I'm dreaming of expanding sqlpython to the point where it incorporates all Senora and YASQL's features natively. Tragically, my dreams cannot yet be downloaded from the Cheese Shop.

Wednesday, October 10, 2007


I promise not to make a habit of posting about xkcd.

But only because I'm counting on you to read it daily yourself.

I printed this today and then wandered the office, looking for someone to show it to, gradually coming to the horrifying realization that I don't work with anyone who would get it.

Tuesday, October 09, 2007

cx_Oracle and Oracle XE on Ubuntu

When I first posted about using Oracle XE on Ubuntu, I thought that getting cx_Oracle working with XE was pretty easy. I was wrong! Last night, I installed on a "clean" machine, and it was a lot harder; perhaps last time, I benefited from packages I'd already installed, meeting secret prereqs without knowing it.

[EDIT: As of June 2008, a streamlined set of instructions is here.]

Fortunately, I did work out the necessary steps.
  1. sudo apt-get install libc6-dev

    If you don't, you'll get
    In file included from /usr/lib/gcc/i486-linux-gnu/4.1.2/include/syslimits.h:7,
    from /usr/lib/gcc/i486-linux-gnu/4.1.2/include/limits.h:11,
    from /usr/include/python2.5/Python.h:18,
    from cx_Oracle.c:6:
    /usr/lib/gcc/i486-linux-gnu/4.1.2/include/limits.h:122:61: error: limits.h: No such file or directory
    In file included from cx_Oracle.c:6:
    /usr/include/python2.5/Python.h:32:19: error: stdio.h: No such file or directory
    ... when you try to install cx_Oracle.

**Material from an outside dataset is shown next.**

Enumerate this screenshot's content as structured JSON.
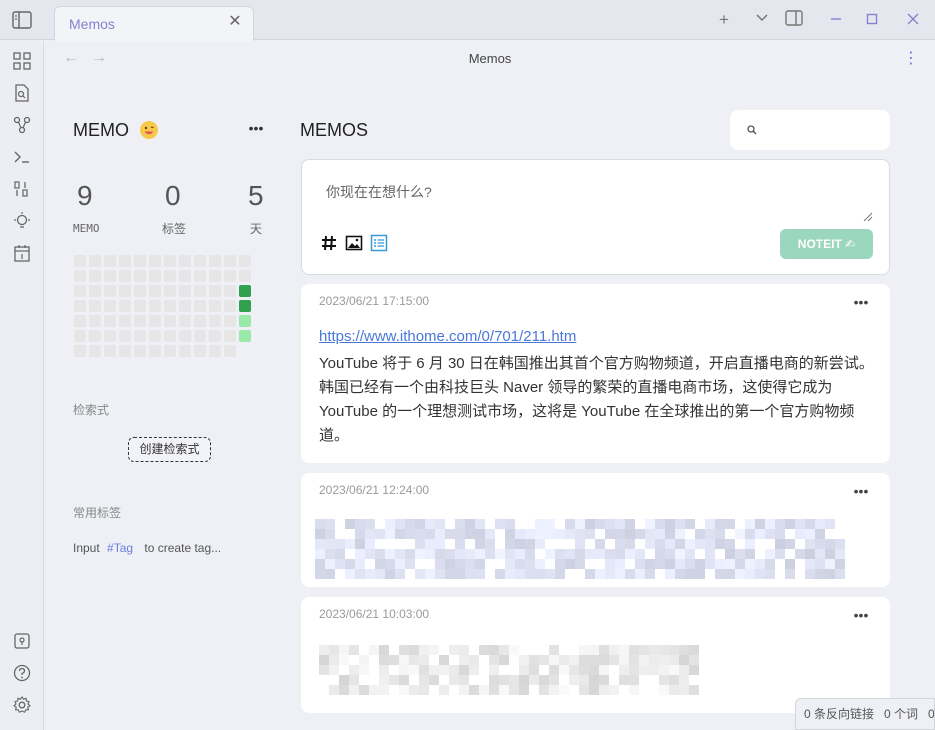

  2. export ORACLE_HOME=/usr/lib/oracle/xe/app/oracle/product/10.2.0/server/
    export PATH=$ORACLE_HOME/bin:$PATH

    If you don't, you'll get
    error: cannot locate an Oracle software installation
    or open shared object file: No such file or directory
  3. Download the source code tarball, unzip and unpack, cd into it, and
    sudo python install
    You will get
    error in cx_Oracle setup command: Oracle home does not refer to an 8i, 9i, 10g or 11g installation
    because doesn't account for XE. You need to hack it.

    Download the patch useXE.diff and run
    patch useXE.diff

    Now run
    sudo python install

    I'm going to submit a patch to the cx_Oracle folks, so hopefully it will be fixed for the next release.

    [EDIT: Anthony Tuininga, cx_Oracle's developer, has taken my patch, improved it, and incorporated it into the cx_Oracle trunk; as of the next cx_Oracle release beyond 4.3.3, this is fixed. This sort of thing is what makes open source fun!

    To grab the patched version from the cx_Oracle development trunk right now, install Subversion on your machine, then
    svn co cx-oracle

  4. If you're accessing Oracle XE on your own machine, start your listener. On my machine, at least, the XE installation didn't do that.
    sudo su - oracle
    export ORACLE_HOME=/usr/lib/oracle/xe/app/oracle/product/10.2.0/server/
    export PATH=$ORACLE_HOME/bin:$PATH
    lsnrctl startexit

    You may want to edit your .bashrc to do this; otherwise, you'll need to for every session in which you access Oracle.

    If you're using Oracle XE as a client to access Oracle (XE or otherwise) on another machine, skip this step, but you'll need to make sure the SID you're looking for is in $ORACLE_HOME/network/admin/tnsnames.ora.

  5. At last, you can start using cx_Oracle! See the DB-API2 Cheat Sheet for some quick syntax reminders.

EDIT: comment from teambob

I mistakenly deleted the following comment:

I installed via easy_install, but there was a bit of a trick.

After setting the environment variables I installed using the following command: sudo -E easy_install cx_oracle

The "-E" option to sudo causes all your environment variables to be passed to easy_install